Publisher: Orient Longman
Year: 2005
Language: English
Pages: 472
ISBN/UPC (if available): 8125028137


Thomas Kuhn’s The Structure of Scientific Revolutions is one of the best-known and most influential books of the twentieth century. But were Kuhn’s ideas as revolutionary as the conventional wisdom holds? Steve fuller argues that Kuhn advocated what was actually a profoundly conservative view of science and how one ought to study its history-a view Fuller charges helped usher in the Science Wars and stifle much innovative research.


A brilliant analysis deserving as wide a readership as the acclaimed book it critiques.
-Booklist, Starred Review

Fuller marshals an astonishingly detailed grasp of recent intellectual history to argue that science as we know it has outlived its usefulness. It would behoove scientists to pay close attention to his sprawling, brawling, and gloriously provocative book.
-Chet Raymo, Scientific American

Fuller takes Kuhn apart, together with his shifting paradigms, explains his thesis, and shows in detail what made it tick. But Mr Fuller also had the brilliant idea of turning his critique into an introductory intellectual history of the most important trends in Western social thought in the entire second half the 20th Century.
-William R Everdell, Washington Times

Reading Steve Fuller is like reading Umberto Eco on speed.
-Jeff Hughes, University of Manchester

Kuhn is undoubtedly important for intellectuals, and his influence on them is largely to be deplored.
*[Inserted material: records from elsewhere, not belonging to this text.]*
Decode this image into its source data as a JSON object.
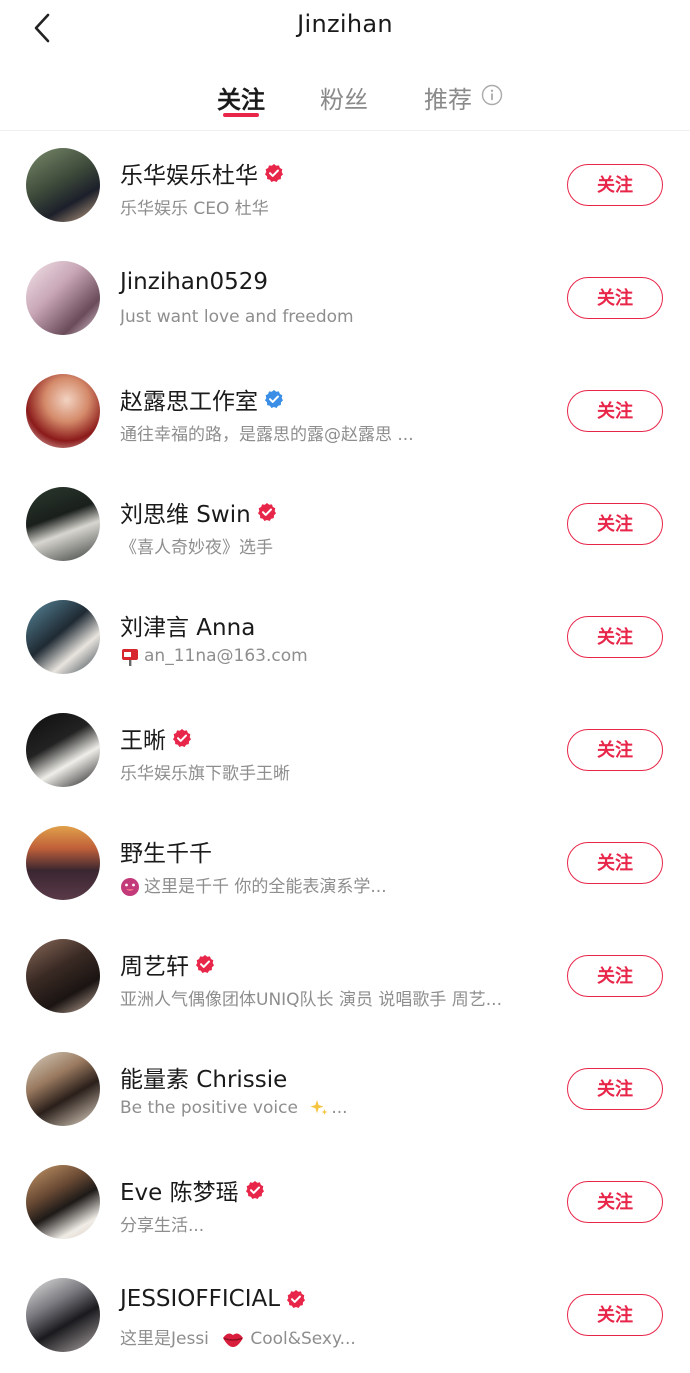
{
  "header": {
    "title": "Jinzihan"
  },
  "tabs": [
    {
      "label": "关注"
    },
    {
      "label": "粉丝"
    },
    {
      "label": "推荐"
    }
  ],
  "colors": {
    "accent": "#e8264a",
    "verified_blue": "#3a8ee6"
  },
  "follow_label": "关注",
  "users": [
    {
      "name": "乐华娱乐杜华",
      "badge": "red",
      "bio": "乐华娱乐 CEO 杜华"
    },
    {
      "name": "Jinzihan0529",
      "badge": "none",
      "bio": "Just want love and freedom"
    },
    {
      "name": "赵露思工作室",
      "badge": "blue",
      "bio": "通往幸福的路，是露思的露@赵露思 ..."
    },
    {
      "name": "刘思维 Swin",
      "badge": "red",
      "bio": "《喜人奇妙夜》选手"
    },
    {
      "name": "刘津言 Anna",
      "badge": "none",
      "bio_icon": "mailbox-icon",
      "bio": "an_11na@163.com"
    },
    {
      "name": "王晰",
      "badge": "red",
      "bio": "乐华娱乐旗下歌手王晰"
    },
    {
      "name": "野生千千",
      "badge": "none",
      "bio_icon": "tongue-icon",
      "bio": "这里是千千 你的全能表演系学..."
    },
    {
      "name": "周艺轩",
      "badge": "red",
      "bio": "亚洲人气偶像团体UNIQ队长 演员 说唱歌手 周艺..."
    },
    {
      "name": "能量素 Chrissie",
      "badge": "none",
      "bio": "Be the positive voice",
      "bio_tail_icon": "sparkles-icon",
      "bio_tail": "..."
    },
    {
      "name": "Eve 陈梦瑶",
      "badge": "red",
      "bio": "分享生活..."
    },
    {
      "name": "JESSIOFFICIAL",
      "badge": "red",
      "bio": "这里是Jessi",
      "bio_tail_icon": "lips-icon",
      "bio_tail": "Cool&Sexy..."
    }
  ]
}
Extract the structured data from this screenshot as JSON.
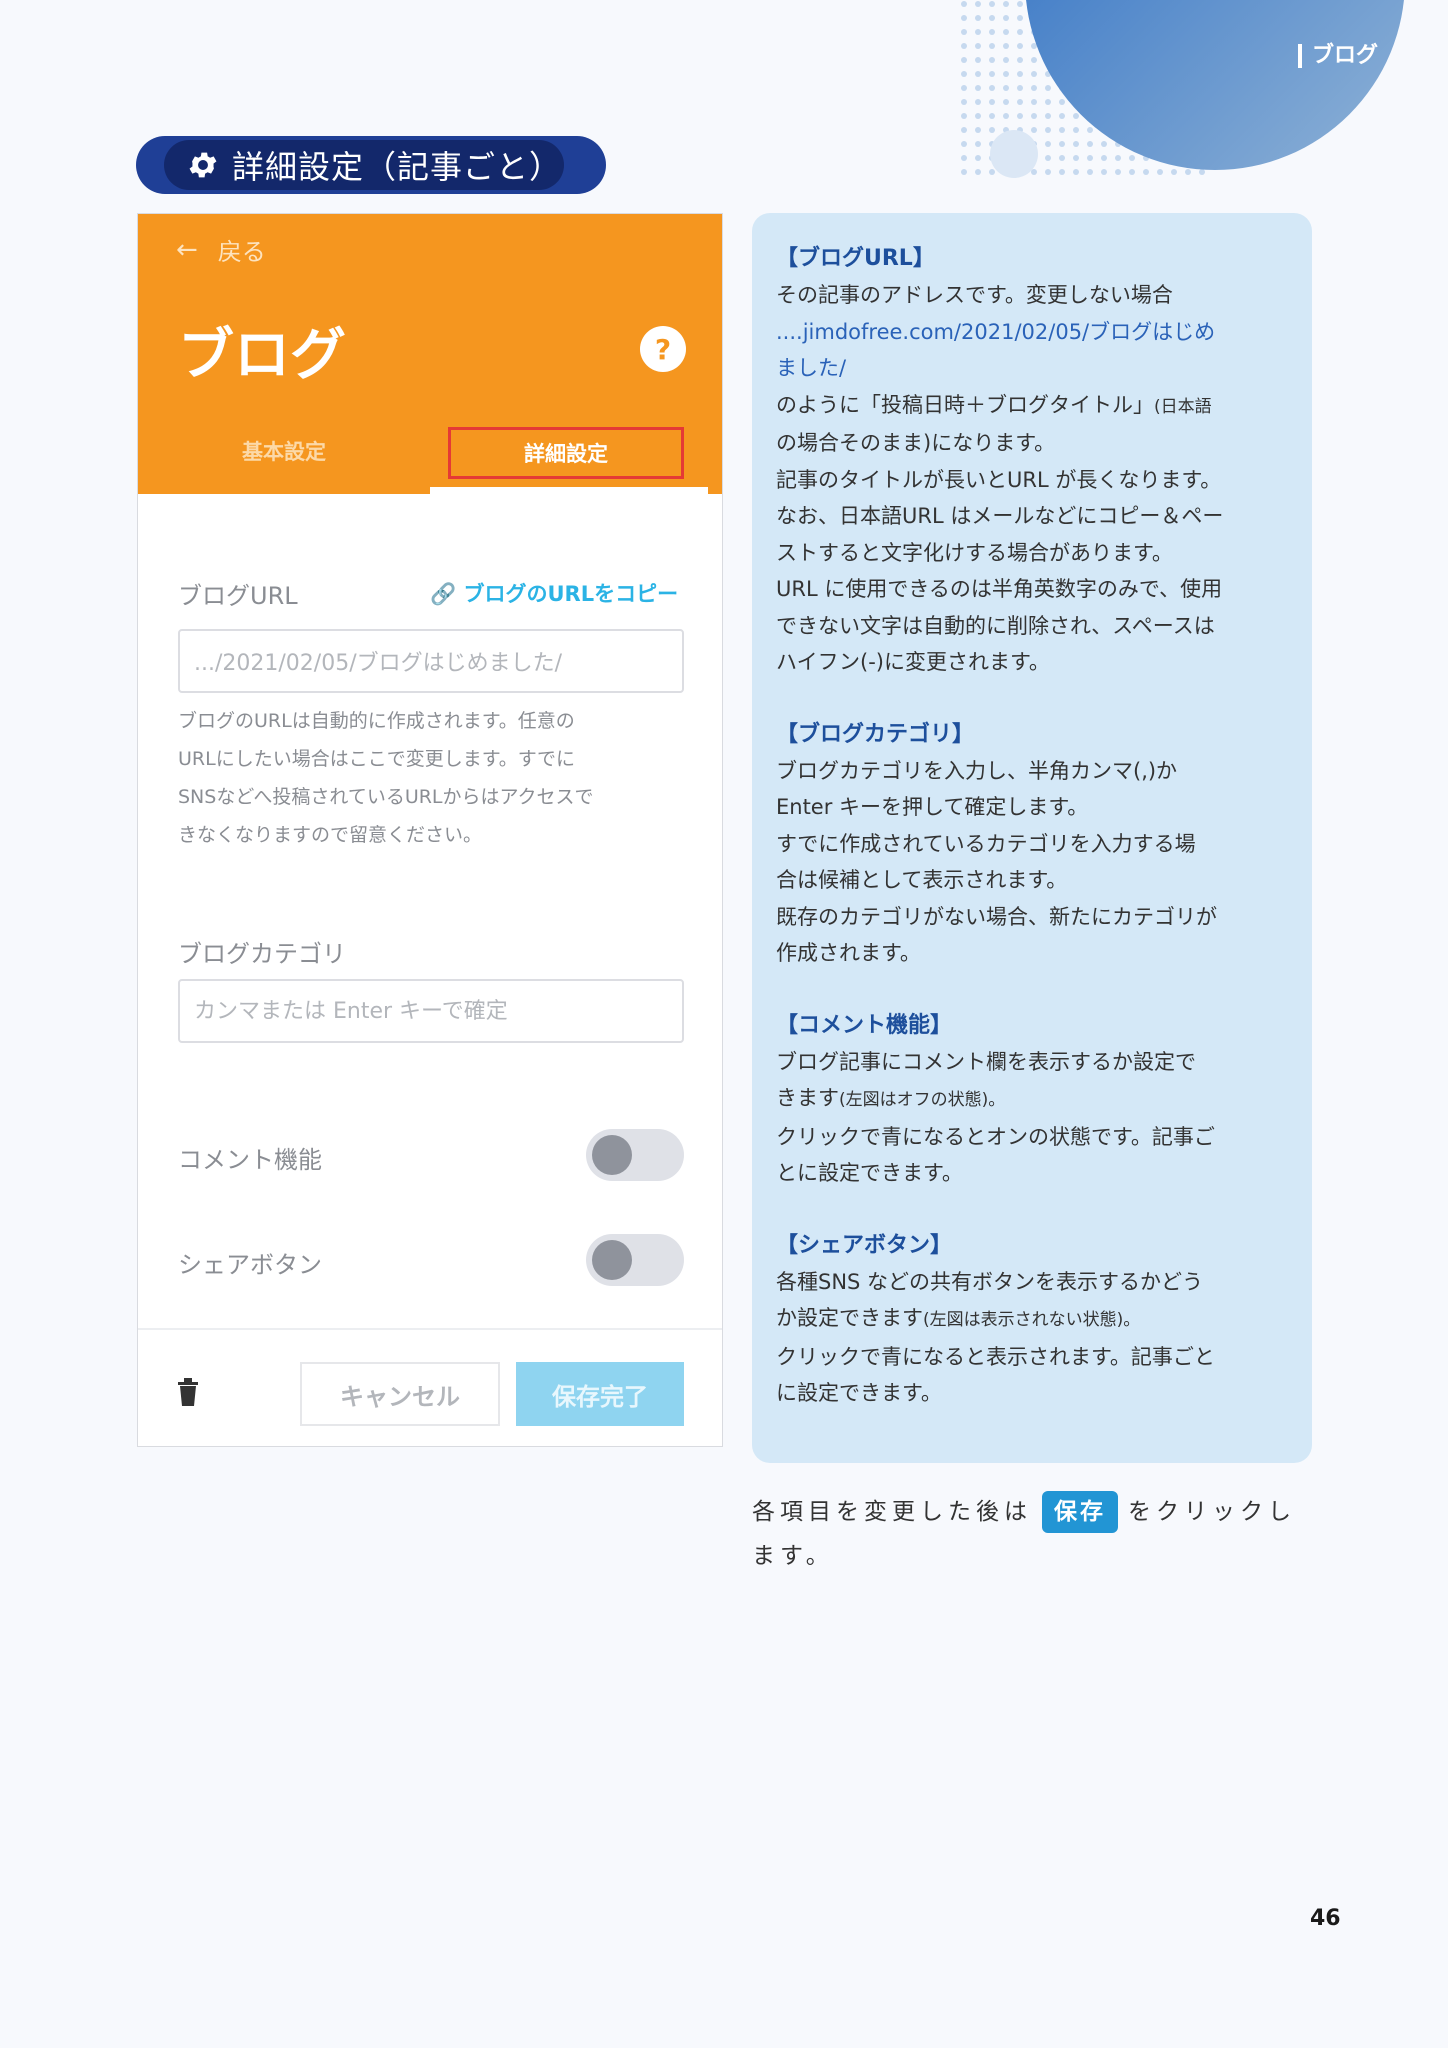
{
  "header": {
    "section_label": "ブログ"
  },
  "heading": {
    "title": "詳細設定（記事ごと）"
  },
  "panel": {
    "back_label": "戻る",
    "title": "ブログ",
    "help_icon": "?",
    "tabs": [
      {
        "label": "基本設定"
      },
      {
        "label": "詳細設定"
      }
    ],
    "blog_url_label": "ブログURL",
    "copy_link": "ブログのURLをコピー",
    "url_value": ".../2021/02/05/ブログはじめました/",
    "url_note": [
      "ブログのURLは自動的に作成されます。任意の",
      "URLにしたい場合はここで変更します。すでに",
      "SNSなどへ投稿されているURLからはアクセスで",
      "きなくなりますので留意ください。"
    ],
    "category_label": "ブログカテゴリ",
    "category_placeholder": "カンマまたは Enter キーで確定",
    "comment_label": "コメント機能",
    "comment_on": false,
    "share_label": "シェアボタン",
    "share_on": false,
    "cancel_button": "キャンセル",
    "save_button": "保存完了"
  },
  "explain": {
    "blog_url": {
      "heading": "【ブログURL】",
      "lines": [
        "その記事のアドレスです。変更しない場合",
        "....jimdofree.com/2021/02/05/ブログはじめ",
        "ました/",
        "のように「投稿日時＋ブログタイトル」",
        "(日本語",
        "の場合そのまま)になります。",
        "記事のタイトルが長いとURL が長くなります。",
        "なお、日本語URL はメールなどにコピー＆ペー",
        "ストすると文字化けする場合があります。",
        "URL に使用できるのは半角英数字のみで、使用",
        "できない文字は自動的に削除され、スペースは",
        "ハイフン(-)に変更されます。"
      ]
    },
    "category": {
      "heading": "【ブログカテゴリ】",
      "lines": [
        "ブログカテゴリを入力し、半角カンマ(,)か",
        "Enter キーを押して確定します。",
        "すでに作成されているカテゴリを入力する場",
        "合は候補として表示されます。",
        "既存のカテゴリがない場合、新たにカテゴリが",
        "作成されます。"
      ]
    },
    "comment": {
      "heading": "【コメント機能】",
      "lines": [
        "ブログ記事にコメント欄を表示するか設定で",
        "きます",
        "(左図はオフの状態)。",
        "クリックで青になるとオンの状態です。記事ご",
        "とに設定できます。"
      ]
    },
    "share": {
      "heading": "【シェアボタン】",
      "lines": [
        "各種SNS などの共有ボタンを表示するかどう",
        "か設定できます",
        "(左図は表示されない状態)。",
        "クリックで青になると表示されます。記事ごと",
        "に設定できます。"
      ]
    }
  },
  "bottom": {
    "before": "各項目を変更した後は",
    "chip": "保存",
    "after": "をクリックし",
    "line2": "ます。"
  },
  "page_number": "46",
  "colors": {
    "orange": "#f5961f",
    "navy": "#13286b",
    "light_blue": "#d4e8f7",
    "accent_blue": "#2295d4"
  }
}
This is the main message in Fuller’s painstaking reappraisal of Structure, its author, his milieu, and the reception, and later widespread appropriation, of his most famous book, Structure will never look quite the same again after Fuller.
-Jon Turney, Times Higher Education Supplement





The Pilgrimage From Plato To NATO

The Last Time Scientists Struggled for the Soul of Science

The Politics of the Scientific Image in the Age of Conant

>From Conant’s Education Strategy to Kuhn’s Research Strategy

How Kuhn Unwittingly Saved Social Science From A Radical Future

The World Not Well Lost

Kuhnification as Ritualized Political Impotence